- **WHAT IS NEEDED**: Could you filter the records below and keep only the lines with the word "user"?

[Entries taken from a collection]
════════════════════
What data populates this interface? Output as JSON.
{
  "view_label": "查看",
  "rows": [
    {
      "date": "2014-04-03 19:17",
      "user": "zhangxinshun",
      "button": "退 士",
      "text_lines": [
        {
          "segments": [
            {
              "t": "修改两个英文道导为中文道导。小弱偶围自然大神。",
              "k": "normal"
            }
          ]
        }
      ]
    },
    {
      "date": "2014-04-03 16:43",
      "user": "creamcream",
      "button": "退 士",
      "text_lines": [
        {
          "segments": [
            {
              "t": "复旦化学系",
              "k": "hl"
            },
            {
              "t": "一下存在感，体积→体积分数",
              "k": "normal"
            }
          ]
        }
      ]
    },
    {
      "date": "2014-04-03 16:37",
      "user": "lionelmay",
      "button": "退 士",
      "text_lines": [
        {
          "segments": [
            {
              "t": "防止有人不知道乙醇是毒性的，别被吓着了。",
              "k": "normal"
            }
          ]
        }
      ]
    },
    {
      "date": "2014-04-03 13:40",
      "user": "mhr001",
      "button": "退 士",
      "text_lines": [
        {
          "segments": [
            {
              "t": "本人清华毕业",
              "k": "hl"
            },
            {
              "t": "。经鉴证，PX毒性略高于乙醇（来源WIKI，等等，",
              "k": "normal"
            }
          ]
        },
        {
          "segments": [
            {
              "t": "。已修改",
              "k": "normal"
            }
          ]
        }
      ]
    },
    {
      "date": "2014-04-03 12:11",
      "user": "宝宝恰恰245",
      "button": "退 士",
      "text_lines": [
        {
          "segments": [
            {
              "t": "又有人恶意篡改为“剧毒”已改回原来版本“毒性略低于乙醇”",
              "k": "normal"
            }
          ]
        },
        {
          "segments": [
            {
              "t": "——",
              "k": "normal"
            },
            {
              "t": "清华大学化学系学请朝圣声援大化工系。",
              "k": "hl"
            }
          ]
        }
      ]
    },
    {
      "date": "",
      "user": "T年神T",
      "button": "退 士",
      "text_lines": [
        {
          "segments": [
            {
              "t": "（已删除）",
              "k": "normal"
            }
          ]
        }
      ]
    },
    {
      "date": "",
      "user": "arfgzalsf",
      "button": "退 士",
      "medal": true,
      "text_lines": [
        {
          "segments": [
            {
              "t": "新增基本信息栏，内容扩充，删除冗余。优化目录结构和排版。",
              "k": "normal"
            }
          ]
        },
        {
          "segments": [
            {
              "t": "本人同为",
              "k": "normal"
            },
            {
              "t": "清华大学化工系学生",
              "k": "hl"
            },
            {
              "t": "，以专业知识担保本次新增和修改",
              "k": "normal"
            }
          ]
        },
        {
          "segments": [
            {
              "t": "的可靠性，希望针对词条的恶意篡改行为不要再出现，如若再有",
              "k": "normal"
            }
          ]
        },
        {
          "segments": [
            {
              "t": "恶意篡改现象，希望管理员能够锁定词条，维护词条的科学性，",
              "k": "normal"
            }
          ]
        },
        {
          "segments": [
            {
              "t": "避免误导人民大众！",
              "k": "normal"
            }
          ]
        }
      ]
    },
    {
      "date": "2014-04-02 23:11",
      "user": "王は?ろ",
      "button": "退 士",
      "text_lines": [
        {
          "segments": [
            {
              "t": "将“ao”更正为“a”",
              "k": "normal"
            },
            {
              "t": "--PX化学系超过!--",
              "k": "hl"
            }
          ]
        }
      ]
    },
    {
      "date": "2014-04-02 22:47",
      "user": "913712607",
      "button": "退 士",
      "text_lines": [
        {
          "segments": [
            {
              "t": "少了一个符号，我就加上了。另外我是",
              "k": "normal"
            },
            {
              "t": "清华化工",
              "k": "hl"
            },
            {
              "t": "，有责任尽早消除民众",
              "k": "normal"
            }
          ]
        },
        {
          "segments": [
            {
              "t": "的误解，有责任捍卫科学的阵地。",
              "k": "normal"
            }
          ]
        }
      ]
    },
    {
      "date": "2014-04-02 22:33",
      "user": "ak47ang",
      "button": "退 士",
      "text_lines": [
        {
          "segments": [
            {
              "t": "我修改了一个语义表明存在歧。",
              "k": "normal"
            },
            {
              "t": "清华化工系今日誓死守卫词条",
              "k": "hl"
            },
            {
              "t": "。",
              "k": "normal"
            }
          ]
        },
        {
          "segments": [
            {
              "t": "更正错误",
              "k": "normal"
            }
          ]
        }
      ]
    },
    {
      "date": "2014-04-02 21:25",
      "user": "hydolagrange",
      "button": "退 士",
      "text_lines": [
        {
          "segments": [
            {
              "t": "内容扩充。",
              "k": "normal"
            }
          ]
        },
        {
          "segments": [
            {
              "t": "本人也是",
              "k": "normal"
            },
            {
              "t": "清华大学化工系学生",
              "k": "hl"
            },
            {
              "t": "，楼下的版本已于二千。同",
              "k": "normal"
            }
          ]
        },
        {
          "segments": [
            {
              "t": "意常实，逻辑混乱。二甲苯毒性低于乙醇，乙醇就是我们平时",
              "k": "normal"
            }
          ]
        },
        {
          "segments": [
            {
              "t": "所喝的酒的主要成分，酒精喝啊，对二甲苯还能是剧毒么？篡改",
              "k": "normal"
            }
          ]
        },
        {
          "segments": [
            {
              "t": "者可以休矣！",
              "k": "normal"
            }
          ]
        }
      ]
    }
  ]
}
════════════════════
- **SOLUTION**:
      "user": "zhangxinshun",
      "user": "creamcream",
      "user": "lionelmay",
      "user": "mhr001",
      "user": "宝宝恰恰245",
      "user": "T年神T",
      "user": "arfgzalsf",
      "user": "王は?ろ",
      "user": "913712607",
      "user": "ak47ang",
      "user": "hydolagrange",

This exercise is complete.